The goal of this collective monograph is to explore the relationship between the cognitive notion of number and various grammatical devices expressing this concept in natural language with a special focus on Slavic. The book aims at investigating different morphosyntactic and semantic categories including plurality and number-marking, individuation and countability, cumulativity, distributivity and collectivity, numerals, numeral modifiers and classifiers, as well as other quantifiers. It gathers 19 contributions tackling the main themes from different theoretical and methodological perspectives in order to contribute to our understanding of cross-linguistic patterns both in Slavic and non-Slavic languages.
Russian verbal prefixation: A frame semantic analysis

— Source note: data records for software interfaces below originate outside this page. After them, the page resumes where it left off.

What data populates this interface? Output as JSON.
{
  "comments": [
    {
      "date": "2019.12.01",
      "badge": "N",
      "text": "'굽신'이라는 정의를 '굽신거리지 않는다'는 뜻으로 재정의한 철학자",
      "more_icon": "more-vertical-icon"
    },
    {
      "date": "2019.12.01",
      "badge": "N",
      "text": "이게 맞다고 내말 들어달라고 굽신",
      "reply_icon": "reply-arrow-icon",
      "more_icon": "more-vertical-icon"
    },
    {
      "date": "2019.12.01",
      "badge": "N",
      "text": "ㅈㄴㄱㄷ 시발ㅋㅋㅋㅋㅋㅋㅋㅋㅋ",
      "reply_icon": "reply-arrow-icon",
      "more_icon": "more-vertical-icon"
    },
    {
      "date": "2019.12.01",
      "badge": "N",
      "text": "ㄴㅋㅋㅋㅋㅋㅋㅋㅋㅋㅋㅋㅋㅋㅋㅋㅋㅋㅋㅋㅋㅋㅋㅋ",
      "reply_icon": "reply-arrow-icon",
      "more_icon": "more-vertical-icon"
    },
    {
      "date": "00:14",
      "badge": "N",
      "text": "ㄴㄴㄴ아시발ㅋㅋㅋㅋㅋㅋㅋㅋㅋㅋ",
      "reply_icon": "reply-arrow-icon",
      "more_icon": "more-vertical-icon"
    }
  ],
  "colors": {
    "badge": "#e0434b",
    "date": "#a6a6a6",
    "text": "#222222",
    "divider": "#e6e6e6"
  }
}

This book addresses the complexity of Russian verbal prefixation system that has been extensively studied but yet not explained. Traditionally, different meanings have been investigated and listed in the dictionaries and grammars and more recently linguists attempted to unify various prefix usages under more general descriptions. The existent semantic approaches, however, do not aim to use semantic representations in order to account for the problems of prefix stacking and aspect determination. This task has been so far undertaken by syntactic approaches to prefixation, that divide verbal prefixes in classes and limit complex verb formation by restricting structural positions available for the members of each class.
I show that these approaches have two major drawbacks: the implicit prediction of the non-existence of complex biaspectual verbs and the absence of uniformly accepted formal criteria for the underlying prefix classification. In this book the reader can find an implementable formal semantic approach to prefixation that covers five prefixes: za-, na-, po-, pere-, and do-. It is shown how to predict the existence, semantics, and aspect of a given complex verb with the help of the combination of an LTAG and frame semantics. The task of identifying the possible affix combinations is distributed between three modules: syntax, which is kept simple (only basic structural assumptions), frame semantics, which ensures that the constraints are respected, and pragmatics, which rules out some prefixed verbs and restricts the range of available interpretations. For the purpose of the evaluation of the theory, an implementation of the proposed analysis for a grammar fragment using a metagrammar description is provided. It is shown that the proposed analysis delivers more accurate and complete predictions with respect to the existence of complex verbs than the most precise syntactic account.
Language Politics, Language Situations and Conflicts in Multilingual Societies: Case Studies from Contemporary Russia, Ukraine and Belarus
Daniel Müller & Monika Wingender (Hrsg.)
In order to shed light on the complex relationships between language(s) and conflict(s) and, in so doing, to contribute to the necessary expansion of the research field into language conflicts, the present volume addresses a broad spectrum of questions and issues regarding language politics and language situations in connection with language conflicts in multilingual societies in Eastern Europe. Most notably, this volume is a combination of theoretical and methodological considerations with elaborate empirical research in the form of mass surveys or focus group discussions. Accordingly, the present volume consists of a methodological-theoretical introduction to linguistic conflict research followed by three thematic sections on language interactions, language politics, and language situations in multilingual societies in Eastern Europe.
This book is the second volume presenting the results of an international sociolinguistic project comparing bi- and multilingual situations in present-day Ukraine and Russia. This trilateral project was funded by the Volkswagen Foundation (2016–2019) within the framework of its funding programme Trilateral Partnerships – Cooperation Projects between Scholars and Scientists from Ukraine, Russia, and Germany. This volume presents the contributions to the project’s concluding conference in Giessen in 2019.